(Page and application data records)
===

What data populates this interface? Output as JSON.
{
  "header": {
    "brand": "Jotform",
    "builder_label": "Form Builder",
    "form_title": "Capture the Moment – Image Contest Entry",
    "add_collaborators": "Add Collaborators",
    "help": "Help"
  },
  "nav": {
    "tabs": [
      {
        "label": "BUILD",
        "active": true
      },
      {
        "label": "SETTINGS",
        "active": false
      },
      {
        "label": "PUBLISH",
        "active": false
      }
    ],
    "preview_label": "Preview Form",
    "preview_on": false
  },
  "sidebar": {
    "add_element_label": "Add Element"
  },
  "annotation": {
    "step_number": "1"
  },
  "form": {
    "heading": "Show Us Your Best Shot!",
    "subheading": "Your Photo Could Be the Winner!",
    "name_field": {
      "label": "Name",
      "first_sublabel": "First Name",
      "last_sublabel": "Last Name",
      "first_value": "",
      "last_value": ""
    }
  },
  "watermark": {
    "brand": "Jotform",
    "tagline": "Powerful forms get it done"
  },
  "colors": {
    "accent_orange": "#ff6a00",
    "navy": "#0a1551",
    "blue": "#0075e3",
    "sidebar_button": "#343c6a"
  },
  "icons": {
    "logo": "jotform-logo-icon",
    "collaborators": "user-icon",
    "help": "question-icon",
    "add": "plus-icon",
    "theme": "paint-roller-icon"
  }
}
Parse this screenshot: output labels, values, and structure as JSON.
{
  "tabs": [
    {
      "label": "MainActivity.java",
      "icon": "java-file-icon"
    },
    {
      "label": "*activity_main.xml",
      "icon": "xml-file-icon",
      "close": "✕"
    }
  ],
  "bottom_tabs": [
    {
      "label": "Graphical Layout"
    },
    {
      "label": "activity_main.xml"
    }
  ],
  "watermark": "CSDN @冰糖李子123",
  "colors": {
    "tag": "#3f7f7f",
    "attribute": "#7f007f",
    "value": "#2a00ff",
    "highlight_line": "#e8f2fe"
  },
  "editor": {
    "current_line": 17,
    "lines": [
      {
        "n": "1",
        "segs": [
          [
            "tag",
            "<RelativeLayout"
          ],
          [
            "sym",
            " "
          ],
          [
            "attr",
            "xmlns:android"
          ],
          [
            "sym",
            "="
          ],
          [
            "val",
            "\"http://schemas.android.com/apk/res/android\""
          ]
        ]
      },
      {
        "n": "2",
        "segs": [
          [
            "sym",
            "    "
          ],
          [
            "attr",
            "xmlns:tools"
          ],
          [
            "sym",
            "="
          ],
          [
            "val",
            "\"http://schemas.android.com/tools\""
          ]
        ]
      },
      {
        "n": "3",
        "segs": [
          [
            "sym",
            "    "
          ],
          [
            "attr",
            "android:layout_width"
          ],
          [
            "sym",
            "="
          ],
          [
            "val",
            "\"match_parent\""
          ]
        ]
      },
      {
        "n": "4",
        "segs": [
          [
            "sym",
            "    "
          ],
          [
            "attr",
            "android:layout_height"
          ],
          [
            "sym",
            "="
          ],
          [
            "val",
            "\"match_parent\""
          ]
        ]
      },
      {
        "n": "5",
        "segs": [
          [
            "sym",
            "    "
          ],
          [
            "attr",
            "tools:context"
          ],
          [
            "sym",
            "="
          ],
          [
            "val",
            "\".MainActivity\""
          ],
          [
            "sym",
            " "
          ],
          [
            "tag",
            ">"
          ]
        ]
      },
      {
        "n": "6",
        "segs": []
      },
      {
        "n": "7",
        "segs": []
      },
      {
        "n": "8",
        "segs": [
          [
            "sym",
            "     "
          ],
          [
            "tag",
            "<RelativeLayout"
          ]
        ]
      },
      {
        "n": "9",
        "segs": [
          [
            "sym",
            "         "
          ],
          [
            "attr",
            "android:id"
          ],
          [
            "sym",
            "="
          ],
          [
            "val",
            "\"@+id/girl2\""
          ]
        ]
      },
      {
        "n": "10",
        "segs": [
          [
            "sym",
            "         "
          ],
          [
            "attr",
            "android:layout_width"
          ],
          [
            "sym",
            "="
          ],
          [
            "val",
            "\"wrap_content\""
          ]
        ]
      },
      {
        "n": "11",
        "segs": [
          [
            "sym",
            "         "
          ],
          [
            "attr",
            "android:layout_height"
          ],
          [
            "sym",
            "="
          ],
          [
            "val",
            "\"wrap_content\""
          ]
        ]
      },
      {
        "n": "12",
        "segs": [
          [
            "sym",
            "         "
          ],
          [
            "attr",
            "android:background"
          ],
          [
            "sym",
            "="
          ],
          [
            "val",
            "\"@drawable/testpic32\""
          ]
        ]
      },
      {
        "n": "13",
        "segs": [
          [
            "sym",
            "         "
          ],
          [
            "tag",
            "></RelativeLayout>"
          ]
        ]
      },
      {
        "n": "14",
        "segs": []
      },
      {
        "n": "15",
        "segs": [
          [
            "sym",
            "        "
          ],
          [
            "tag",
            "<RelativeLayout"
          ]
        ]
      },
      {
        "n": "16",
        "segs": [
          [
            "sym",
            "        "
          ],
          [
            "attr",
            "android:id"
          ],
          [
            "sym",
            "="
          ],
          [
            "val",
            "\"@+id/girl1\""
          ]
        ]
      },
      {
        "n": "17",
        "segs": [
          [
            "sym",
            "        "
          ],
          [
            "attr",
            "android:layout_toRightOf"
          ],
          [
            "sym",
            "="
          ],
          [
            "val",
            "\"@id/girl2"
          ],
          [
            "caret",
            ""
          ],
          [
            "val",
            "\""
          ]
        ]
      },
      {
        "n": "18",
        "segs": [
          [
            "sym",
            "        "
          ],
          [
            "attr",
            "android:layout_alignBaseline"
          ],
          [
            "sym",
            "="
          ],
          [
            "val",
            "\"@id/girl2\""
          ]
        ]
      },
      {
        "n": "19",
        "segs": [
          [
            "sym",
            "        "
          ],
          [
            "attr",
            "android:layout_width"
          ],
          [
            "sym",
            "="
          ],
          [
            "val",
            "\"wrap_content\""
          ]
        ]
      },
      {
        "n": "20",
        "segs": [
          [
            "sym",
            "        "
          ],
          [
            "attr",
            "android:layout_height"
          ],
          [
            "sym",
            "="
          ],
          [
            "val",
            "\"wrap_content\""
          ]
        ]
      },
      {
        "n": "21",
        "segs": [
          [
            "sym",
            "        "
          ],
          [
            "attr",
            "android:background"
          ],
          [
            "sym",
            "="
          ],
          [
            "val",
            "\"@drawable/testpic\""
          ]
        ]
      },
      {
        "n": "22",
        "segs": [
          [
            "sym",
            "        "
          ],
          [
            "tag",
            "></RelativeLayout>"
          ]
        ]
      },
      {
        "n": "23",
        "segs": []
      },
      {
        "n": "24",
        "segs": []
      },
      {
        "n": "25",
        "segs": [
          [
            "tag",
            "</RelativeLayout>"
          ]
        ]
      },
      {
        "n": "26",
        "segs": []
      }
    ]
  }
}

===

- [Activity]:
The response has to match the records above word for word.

- [Solved exercise]:
What data populates this interface? Output as JSON.
{
  "header": {
    "brand": "Jotform",
    "builder_label": "Form Builder",
    "form_title": "Capture the Moment – Image Contest Entry",
    "add_collaborators": "Add Collaborators",
    "help": "Help"
  },
  "nav": {
    "tabs": [
      {
        "label": "BUILD",
        "active": true
      },
      {
        "label": "SETTINGS",
        "active": false
      },
      {
        "label": "PUBLISH",
        "active": false
      }
    ],
    "preview_label": "Preview Form",
    "preview_on": false
  },
  "sidebar": {
    "add_element_label": "Add Element"
  },
  "annotation": {
    "step_number": "1"
  },
  "form": {
    "heading": "Show Us Your Best Shot!",
    "subheading": "Your Photo Could Be the Winner!",
    "name_field": {
      "label": "Name",
      "first_sublabel": "First Name",
      "last_sublabel": "Last Name",
      "first_value": "",
      "last_value": ""
    }
  },
  "watermark": {
    "brand": "Jotform",
    "tagline": "Powerful forms get it done"
  },
  "colors": {
    "accent_orange": "#ff6a00",
    "navy": "#0a1551",
    "blue": "#0075e3",
    "sidebar_button": "#343c6a"
  },
  "icons": {
    "logo": "jotform-logo-icon",
    "collaborators": "user-icon",
    "help": "question-icon",
    "add": "plus-icon",
    "theme": "paint-roller-icon"
  }
}
Parse this screenshot: output labels, values, and structure as JSON.
{
  "tabs": [
    {
      "label": "MainActivity.java",
      "icon": "java-file-icon"
    },
    {
      "label": "*activity_main.xml",
      "icon": "xml-file-icon",
      "close": "✕"
    }
  ],
  "bottom_tabs": [
    {
      "label": "Graphical Layout"
    },
    {
      "label": "activity_main.xml"
    }
  ],
  "watermark": "CSDN @冰糖李子123",
  "colors": {
    "tag": "#3f7f7f",
    "attribute": "#7f007f",
    "value": "#2a00ff",
    "highlight_line": "#e8f2fe"
  },
  "editor": {
    "current_line": 17,
    "lines": [
      {
        "n": "1",
        "segs": [
          [
            "tag",
            "<RelativeLayout"
          ],
          [
            "sym",
            " "
          ],
          [
            "attr",
            "xmlns:android"
          ],
          [
            "sym",
            "="
          ],
          [
            "val",
            "\"http://schemas.android.com/apk/res/android\""
          ]
        ]
      },
      {
        "n": "2",
        "segs": [
          [
            "sym",
            "    "
          ],
          [
            "attr",
            "xmlns:tools"
          ],
          [
            "sym",
            "="
          ],
          [
            "val",
            "\"http://schemas.android.com/tools\""
          ]
        ]
      },
      {
        "n": "3",
        "segs": [
          [
            "sym",
            "    "
          ],
          [
            "attr",
            "android:layout_width"
          ],
          [
            "sym",
            "="
          ],
          [
            "val",
            "\"match_parent\""
          ]
        ]
      },
      {
        "n": "4",
        "segs": [
          [
            "sym",
            "    "
          ],
          [
            "attr",
            "android:layout_height"
          ],
          [
            "sym",
            "="
          ],
          [
            "val",
            "\"match_parent\""
          ]
        ]
      },
      {
        "n": "5",
        "segs": [
          [
            "sym",
            "    "
          ],
          [
            "attr",
            "tools:context"
          ],
          [
            "sym",
            "="
          ],
          [
            "val",
            "\".MainActivity\""
          ],
          [
            "sym",
            " "
          ],
          [
            "tag",
            ">"
          ]
        ]
      },
      {
        "n": "6",
        "segs": []
      },
      {
        "n": "7",
        "segs": []
      },
      {
        "n": "8",
        "segs": [
          [
            "sym",
            "     "
          ],
          [
            "tag",
            "<RelativeLayout"
          ]
        ]
      },
      {
        "n": "9",
        "segs": [
          [
            "sym",
            "         "
          ],
          [
            "attr",
            "android:id"
          ],
          [
            "sym",
            "="
          ],
          [
            "val",
            "\"@+id/girl2\""
          ]
        ]
      },
      {
        "n": "10",
        "segs": [
          [
            "sym",
            "         "
          ],
          [
            "attr",
            "android:layout_width"
          ],
          [
            "sym",
            "="
          ],
          [
            "val",
            "\"wrap_content\""
          ]
        ]
      },
      {
        "n": "11",
        "segs": [
          [
            "sym",
            "         "
          ],
          [
            "attr",
            "android:layout_height"
          ],
          [
            "sym",
            "="
          ],
          [
            "val",
            "\"wrap_content\""
          ]
        ]
      },
      {
        "n": "12",
        "segs": [
          [
            "sym",
            "         "
          ],
          [
            "attr",
            "android:background"
          ],
          [
            "sym",
            "="
          ],
          [
            "val",
            "\"@drawable/testpic32\""
          ]
        ]
      },
      {
        "n": "13",
        "segs": [
          [
            "sym",
            "         "
          ],
          [
            "tag",
            "></RelativeLayout>"
          ]
        ]
      },
      {
        "n": "14",
        "segs": []
      },
      {
        "n": "15",
        "segs": [
          [
            "sym",
            "        "
          ],
          [
            "tag",
            "<RelativeLayout"
          ]
        ]
      },
      {
        "n": "16",
        "segs": [
          [
            "sym",
            "        "
          ],
          [
            "attr",
            "android:id"
          ],
          [
            "sym",
            "="
          ],
          [
            "val",
            "\"@+id/girl1\""
          ]
        ]
      },
      {
        "n": "17",
        "segs": [
          [
            "sym",
            "        "
          ],
          [
            "attr",
            "android:layout_toRightOf"
          ],
          [
            "sym",
            "="
          ],
          [
            "val",
            "\"@id/girl2"
          ],
          [
            "caret",
            ""
          ],
          [
            "val",
            "\""
          ]
        ]
      },
      {
        "n": "18",
        "segs": [
          [
            "sym",
            "        "
          ],
          [
            "attr",
            "android:layout_alignBaseline"
          ],
          [
            "sym",
            "="
          ],
          [
            "val",
            "\"@id/girl2\""
          ]
        ]
      },
      {
        "n": "19",
        "segs": [
          [
            "sym",
            "        "
          ],
          [
            "attr",
            "android:layout_width"
          ],
          [
            "sym",
            "="
          ],
          [
            "val",
            "\"wrap_content\""
          ]
        ]
      },
      {
        "n": "20",
        "segs": [
          [
            "sym",
            "        "
          ],
          [
            "attr",
            "android:layout_height"
          ],
          [
            "sym",
            "="
          ],
          [
            "val",
            "\"wrap_content\""
          ]
        ]
      },
      {
        "n": "21",
        "segs": [
          [
            "sym",
            "        "
          ],
          [
            "attr",
            "android:background"
          ],
          [
            "sym",
            "="
          ],
          [
            "val",
            "\"@drawable/testpic\""
          ]
        ]
      },
      {
        "n": "22",
        "segs": [
          [
            "sym",
            "        "
          ],
          [
            "tag",
            "></RelativeLayout>"
          ]
        ]
      },
      {
        "n": "23",
        "segs": []
      },
      {
        "n": "24",
        "segs": []
      },
      {
        "n": "25",
        "segs": [
          [
            "tag",
            "</RelativeLayout>"
          ]
        ]
      },
      {
        "n": "26",
        "segs": []
      }
    ]
  }
}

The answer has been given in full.